TASK OBJECTIVE — The answer must be every line of the records below that contains the word "with".

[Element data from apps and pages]
#####
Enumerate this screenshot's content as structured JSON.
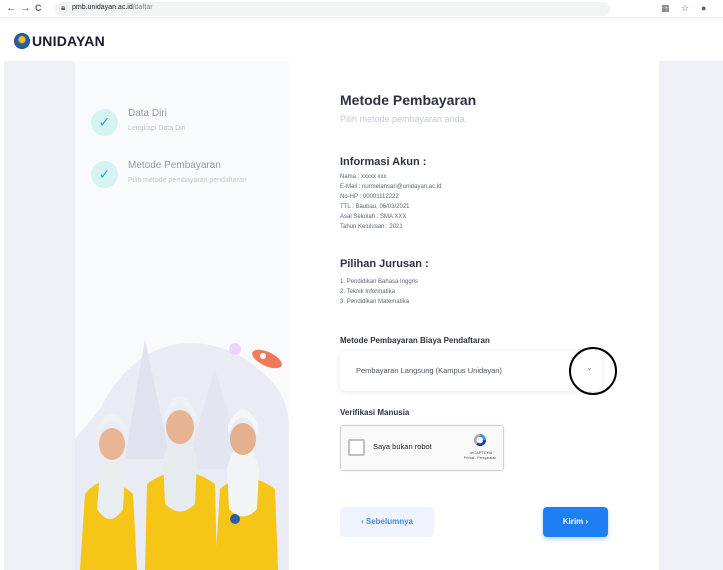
{
  "browser": {
    "back_icon": "←",
    "forward_icon": "→",
    "reload_icon": "C",
    "url_host": "pmb.unidayan.ac.id",
    "url_path": "/daftar"
  },
  "header": {
    "logo_text": "UNIDAYAN"
  },
  "steps": [
    {
      "title": "Data Diri",
      "desc": "Lengkapi Data Diri"
    },
    {
      "title": "Metode Pembayaran",
      "desc": "Pilih metode pembayaran pendaftaran"
    }
  ],
  "main": {
    "title": "Metode Pembayaran",
    "subtitle": "Pilih metode pembayaran anda.",
    "account": {
      "heading": "Informasi Akun :",
      "lines": [
        "Nama : xxxxx xxx",
        "E-Mail : nurmelansari@unidayan.ac.id",
        "No-HP : 00001112222",
        "TTL : Baubau, 06/03/2021",
        "Asal Sekolah : SMA XXX",
        "Tahun Kelulusan : 2021"
      ]
    },
    "majors": {
      "heading": "Pilihan Jurusan :",
      "items": [
        "1. Pendidikan Bahasa Inggris",
        "2. Teknik Informatika",
        "3. Pendidikan Matematika"
      ]
    },
    "payment": {
      "label": "Metode Pembayaran Biaya Pendaftaran",
      "selected": "Pembayaran Langsung (Kampus Unidayan)"
    },
    "verification": {
      "label": "Verifikasi Manusia",
      "checkbox_label": "Saya bukan robot",
      "brand": "reCAPTCHA",
      "links": "Privasi - Persyaratan"
    },
    "buttons": {
      "prev": "‹  Sebelumnya",
      "next": "Kirim  ›"
    }
  },
  "colors": {
    "accent": "#1e7ff5",
    "step_check": "#23b4be",
    "jacket": "#f5c518",
    "background": "#eef0f6"
  }
}
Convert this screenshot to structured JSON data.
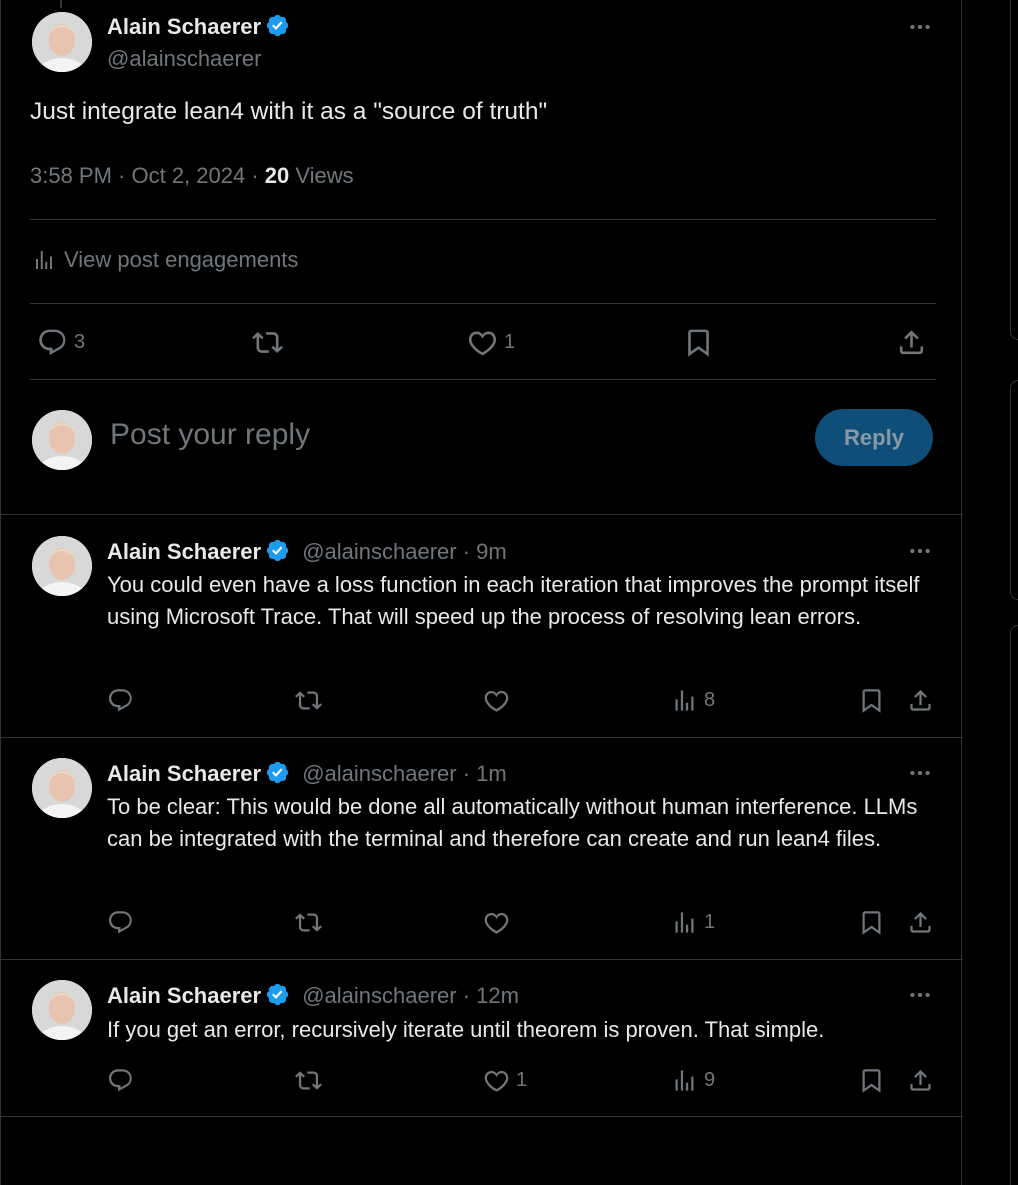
{
  "main_post": {
    "author_name": "Alain Schaerer",
    "author_handle": "@alainschaerer",
    "text": "Just integrate lean4 with it as a \"source of truth\"",
    "time": "3:58 PM · Oct 2, 2024 · ",
    "views_count": "20",
    "views_label": " Views",
    "engagements_label": "View post engagements",
    "actions": {
      "replies": "3",
      "likes": "1"
    }
  },
  "composer": {
    "placeholder": "Post your reply",
    "button_label": "Reply"
  },
  "replies": [
    {
      "author_name": "Alain Schaerer",
      "meta": "@alainschaerer · 9m",
      "text": "You could even have a loss function in each iteration that improves the prompt itself using Microsoft Trace. That will speed up the process of resolving lean errors.",
      "likes": "",
      "views": "8"
    },
    {
      "author_name": "Alain Schaerer",
      "meta": "@alainschaerer · 1m",
      "text": "To be clear: This would be done all automatically without human interference. LLMs can be integrated with the terminal and therefore can create and run lean4 files.",
      "likes": "",
      "views": "1"
    },
    {
      "author_name": "Alain Schaerer",
      "meta": "@alainschaerer · 12m",
      "text": "If you get an error, recursively iterate until theorem is proven. That simple.",
      "likes": "1",
      "views": "9"
    }
  ],
  "colors": {
    "background": "#000000",
    "text_primary": "#e7e9ea",
    "text_secondary": "#71767b",
    "border": "#2f3336",
    "verified_blue": "#1d9bf0",
    "reply_button": "#0f4e78"
  },
  "icons": [
    "verified-badge-icon",
    "more-icon",
    "reply-icon",
    "retweet-icon",
    "like-icon",
    "bookmark-icon",
    "share-icon",
    "analytics-icon"
  ]
}
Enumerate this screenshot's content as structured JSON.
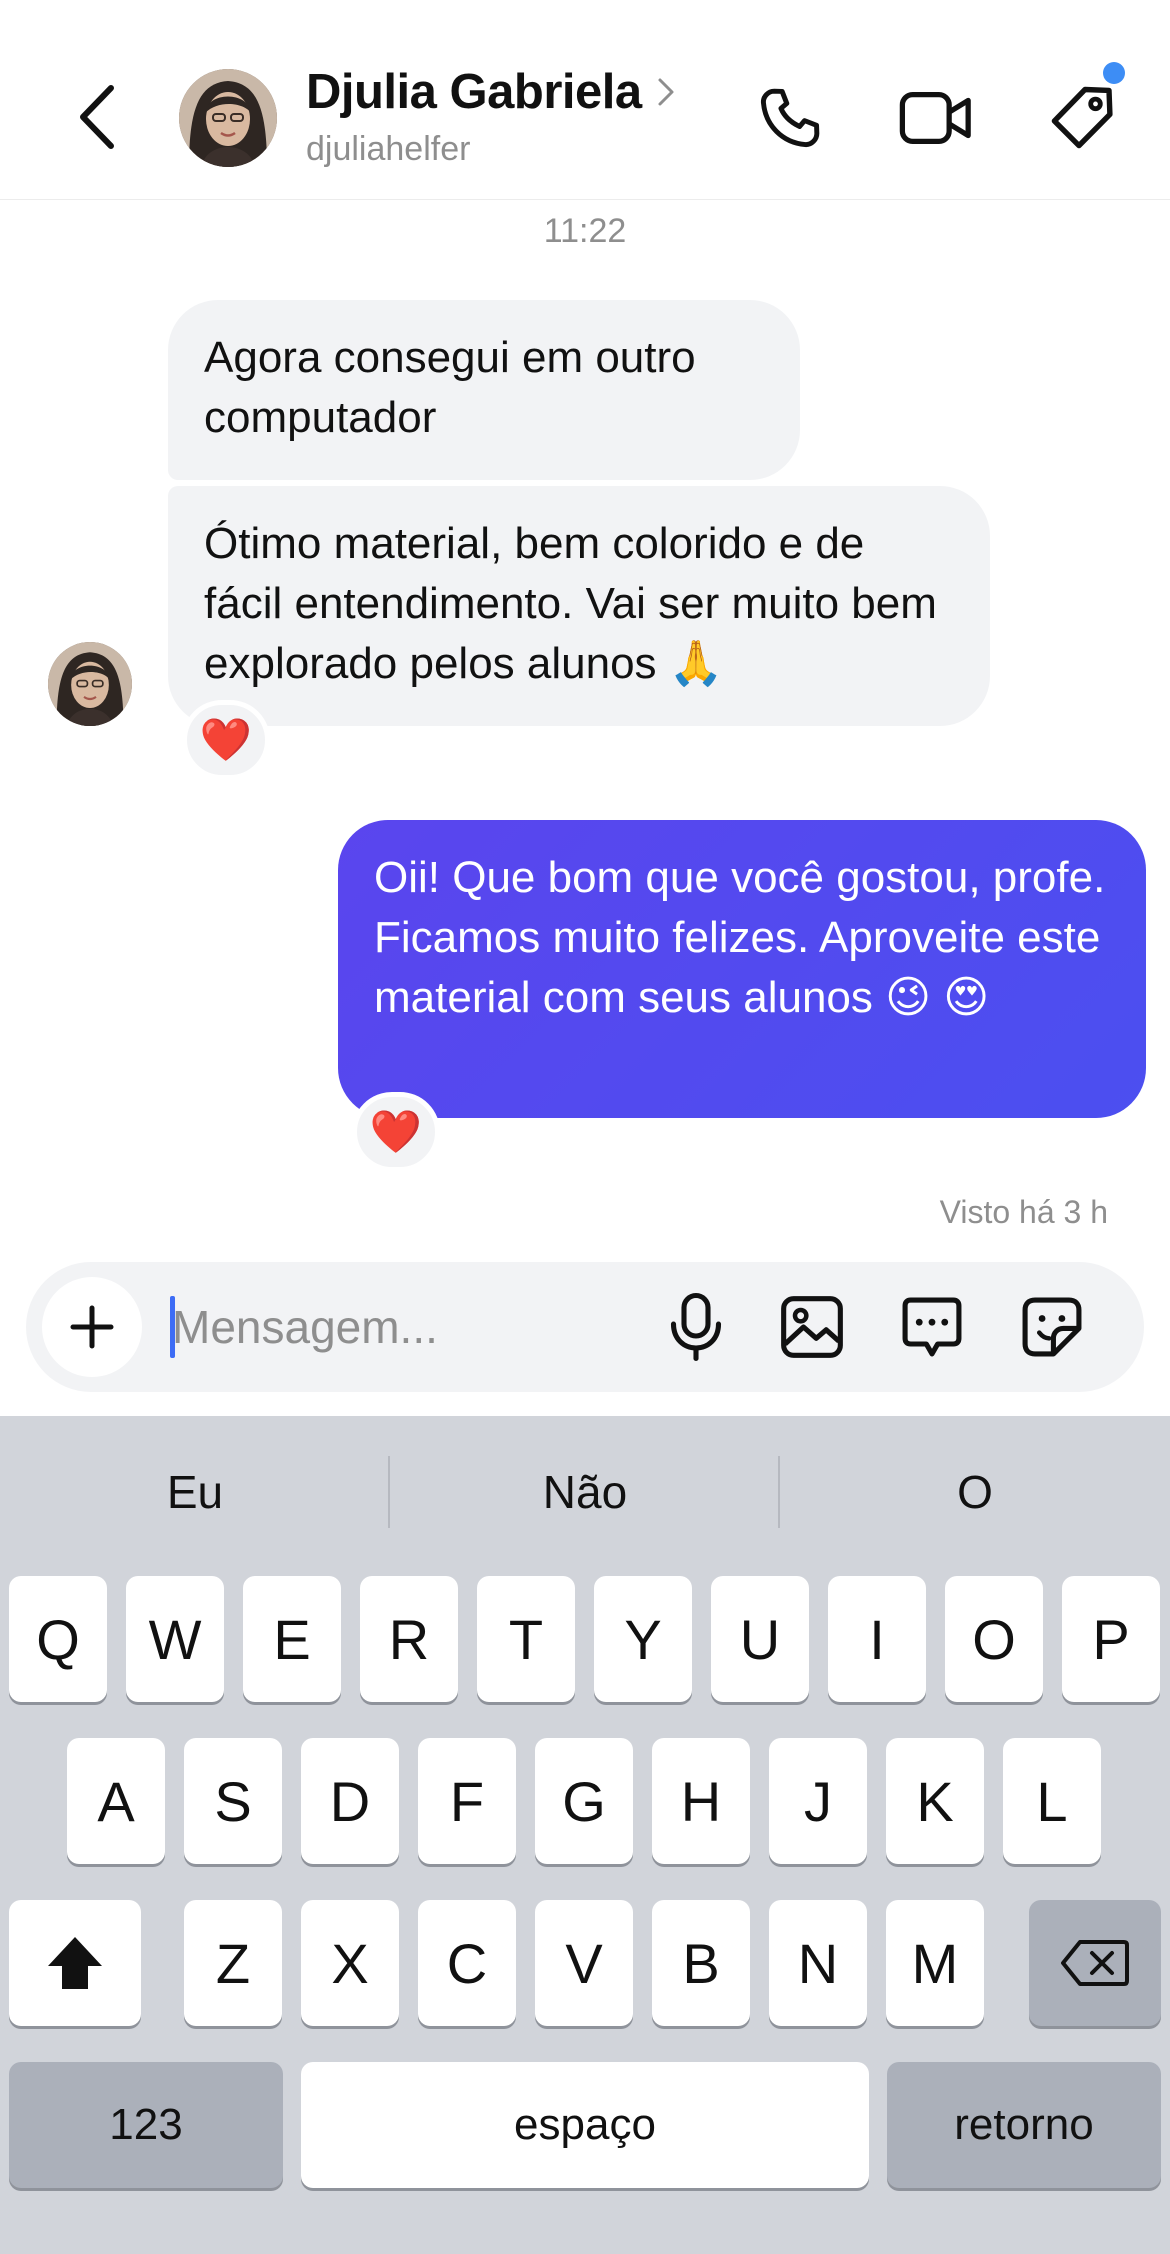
{
  "header": {
    "name": "Djulia Gabriela",
    "handle": "djuliahelfer",
    "icons": [
      "back-chevron-icon",
      "chevron-right-icon",
      "phone-icon",
      "video-camera-icon",
      "tag-icon"
    ],
    "notification_dot_color": "#3d8df5"
  },
  "conversation": {
    "timestamp": "11:22",
    "messages": [
      {
        "from": "contact",
        "text": "Agora consegui em outro computador"
      },
      {
        "from": "contact",
        "text": "Ótimo material, bem colorido e de fácil entendimento. Vai ser muito bem explorado pelos alunos 🙏",
        "reaction": "❤️"
      },
      {
        "from": "me",
        "text": "Oii! Que bom que você gostou, profe. Ficamos muito felizes. Aproveite este material com seus alunos 😉 😍",
        "reaction": "❤️"
      }
    ],
    "seen": "Visto há 3 h",
    "outgoing_color": "#5047ef",
    "incoming_color": "#f2f3f5"
  },
  "composer": {
    "placeholder": "Mensagem...",
    "value": "",
    "icons": [
      "plus-icon",
      "microphone-icon",
      "image-icon",
      "chat-bubble-icon",
      "sticker-icon"
    ]
  },
  "keyboard": {
    "suggestions": [
      "Eu",
      "Não",
      "O"
    ],
    "row1": [
      "Q",
      "W",
      "E",
      "R",
      "T",
      "Y",
      "U",
      "I",
      "O",
      "P"
    ],
    "row2": [
      "A",
      "S",
      "D",
      "F",
      "G",
      "H",
      "J",
      "K",
      "L"
    ],
    "row3": [
      "Z",
      "X",
      "C",
      "V",
      "B",
      "N",
      "M"
    ],
    "numbers": "123",
    "space": "espaço",
    "return": "retorno"
  }
}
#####
RESPONSE —
    "text": "Just integrate lean4 with it as a \"source of truth\"",
      "text": "To be clear: This would be done all automatically without human interference. LLMs can be integrated with the terminal and therefore can create and run lean4 files.",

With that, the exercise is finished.